Search

Search form

Youth of the week: Social Development Volunteering Team

Youth of the week: Social Development Volunteering Team

Cambodian youth are willing to help, develop and improve their society and people. Not only the young people in Phnom Penh city, who do fund raising to help the poor, injured and dead and improve communities in rural areas and protect the environment, but the Social Development Volunteering Team at Battambang province as well.

Social Development Volunteering Team, or SDVT, was started by the Initiative of Change Association (ICA) two years ago. The ICA was created in 2005 and it aims to allow people to exchange ideas, improve knowledge, share and find solutions to problems. It also provides short course for its members in job hunting and it also encourages young people to do things to help their country.

The ICA has more than 18 members, while the SDVT has only 14 members. The SDVT plays a more important role than the ICA since they have the same goal.

Hong Chanraty, 20, a team leader of SDVT, said the main things her team aims for is to encourage the youth to protect our environment, do generous programming and build capacity.

“I want to see more youths get involved with this team,” she said.

Chanraty added that working with SDVT, people do not get salaries or funds, but people can help society through sharing or contributing their own money and time.

“So far the SDVT have done fund raising at markets and universities in Battambang and we have collected around 20,000 riels to run our programmes,” she said. “We bring that money to help poor children, patients, old people and also bought second-hand clothes, food and put rubbish bins in pagodas and schools.”

Besides, helping people, SDVT also helps Cambodia’s environment.

“We buy small trees to plant the tree to protect the environment,” Yim Chanda, 26, a facilitator of SDVT, said. “We also collect rubbish along the roads and especially along Sour Kheng garden.”

Chanda added that it is a good example for others to protect our environment, but some people do not care and they still throw rubbish on the ground.

“I feel very happy participating in the SDVT because I can help poor children, old people and our environment,” he said. “We should not wait for the future to help our environment and country – we should start now.”

Although the SDVT has been able to help people, it also has its struggles and challenges.

Bun Vathanathon, 20, a core member of the SDVT, said the biggest problem is money.

“It is not easy to collect money from people. When we do fund raising along roads, markets and universities, people are not willing to contribute money to us,” Vathanathon said. “We have to be patient and struggle in order to reach our goal.”

She added that even though it is very difficult, she and the others in SDVT have never wanted to give up.

“Sometime we cry together while the donors refuse to contribute their money and then they also accuse us of doing fund raising for different purposes,” she said.

However, she said that she and the others feel very happy when the team sees children, patients and old people smile to them while they bring money to buy food, clothes  and other things for them.

RECOMMENDED STORIES

  • Breaking: PM says prominent human rights NGO ‘must close’

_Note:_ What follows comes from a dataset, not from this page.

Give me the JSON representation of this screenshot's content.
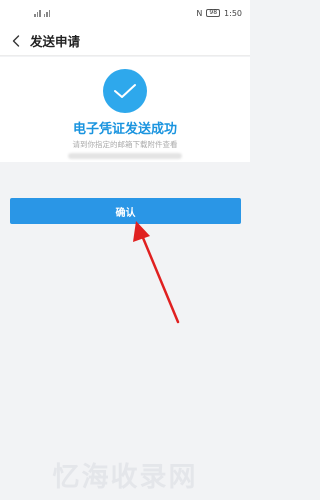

    Prime Minister Hun Sen has instructed the Interior Ministry to investigate the Cambodian Center for Human Rights (CCHR) and potentially close it “because they follow foreigners”, appearing to link the rights group to the opposition Cambodia National Rescue Party's purported “revolution”. The CNRP - the

  • Rainsy and Sokha ‘would already be dead’: PM

    Prime Minister Hun Sen on Sunday appeared to suggest he would have assassinated opposition leaders Sam Rainsy and Kem Sokha had he known they were promising to “organise a new government” in the aftermath of the disputed 2013 national elections. In a clip from his speech

  • Massive ceremony at Angkor Wat will show ‘Cambodia not in anarchy’: PM

    Government officials, thousands of monks and Prime Minister Hun Sen himself will hold a massive prayer ceremony at Angkor Wat in early December to highlight the Kingdom’s continuing “peace, independence and political stability”, a spectacle observers said was designed to disguise the deterioration of

  • PM tells workers CNRP is to blame for any sanctions

    In a speech to workers yesterday, Prime Minister Hun Sen pinned the blame for any damage inflicted on Cambodia’s garment industry by potential economic sanctions squarely on the opposition party. “You must remember clearly that if the purchase orders are reduced, it is all